Employee retention. Another aspect of the survey shows that American workers would stay in a job longer if they had immediate and free access to their earned wages after each day of work (56% of workers in the 2022 report).
More value and engagement. Another interesting aspect of the study explains that respondents would feel more engaged and valued as an employee – and would recommend the company to family and friends for employment – if the employer offered the EWA for free. after each working day.
A change of feeling. Instant said it’s clear that “there has been a significant shift in employee sentiment over the past four years, and a changing economic and labor landscape has impacted organizations and employees” .
Impact of COVID-19. One of the survey results highlights that around 58% of respondents said that having immediate access to their earned wages after each working day is more important to them now than before COVID-19. Survey results showed that from 2018 to 2022, 12% more Americans worry about making their paycheck last until their next daily payday.

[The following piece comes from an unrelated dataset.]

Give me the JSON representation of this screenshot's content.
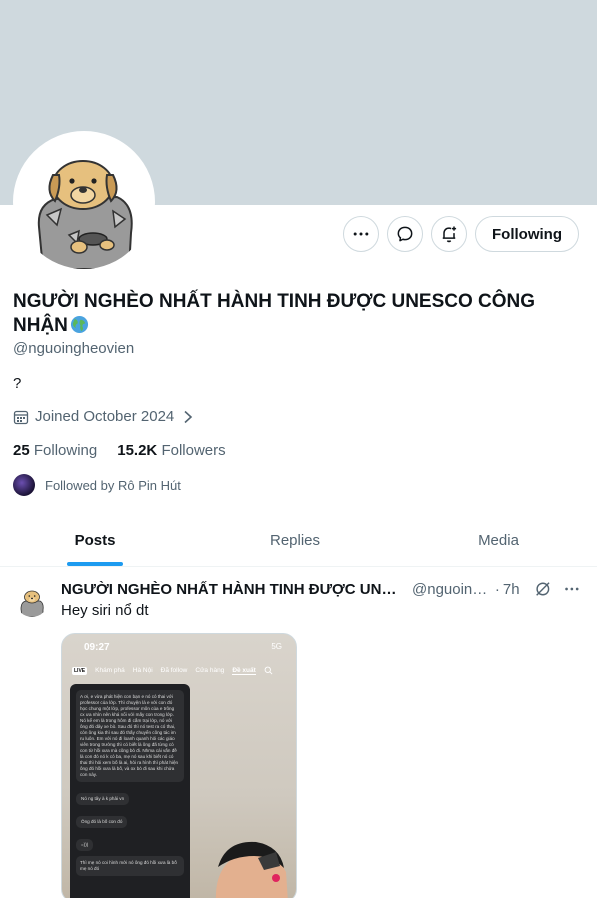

Requests for salary advancement have increased. The study also notes that three times as many Americans would ask an employer for a payday or salary advance compared to the 2018 study. According to Instant, this is the largest increase from 2018 to 2022, this which, according to EWA, “further underscores the need for a solution such as access to earned wages to ease the financial burden that many are clearly facing.”
Impact on employee retention. According to the U.S. Bureau of Labor and Statistics (BLS), the quit rate in the past year in the United States has reached highs not seen since the launch of the Job Openings and Job Openings Survey program. BLS staff turnover in December 2000. This recent phenomenon is generally referred to as the “Great Resignation”.
Employee retention is important to employers and the 2022 research study shows that more than half (56%) of American workers would stay one month to more than one year longer at a job if they could have a immediate access to their earned salary after each day of work at no cost.
More benefits. One of the questions asked what an individual would be likely to do if an employer offered immediate access to a portion of their earned wages after each working day at no cost? And as noted earlier, approximately 70% of respondents said they would recommend the employer to friends, family or others looking for a job. Other comments to this question show that:
- 67% of respondents would see a longer career with this employer;
- 69% of respondents would stay longer with this employer;
- 69% of respondents would take extra shifts or work more optional days; and
- 72% of respondents would feel valued and appreciated in such a position.
Universally attractive EWA; the younger generations a little more interested. The study shows that 79% of all American workers would be more interested in applying for a job that pays them the same day they work, up 30% from the 2018 study. However, millennial workers (84%) and Gen Z (87%) showed more interest in applying for a job that pays them the same day they work.
Christopher Wood, CPP, is an editor for Thomson Reuters. This article used with permission.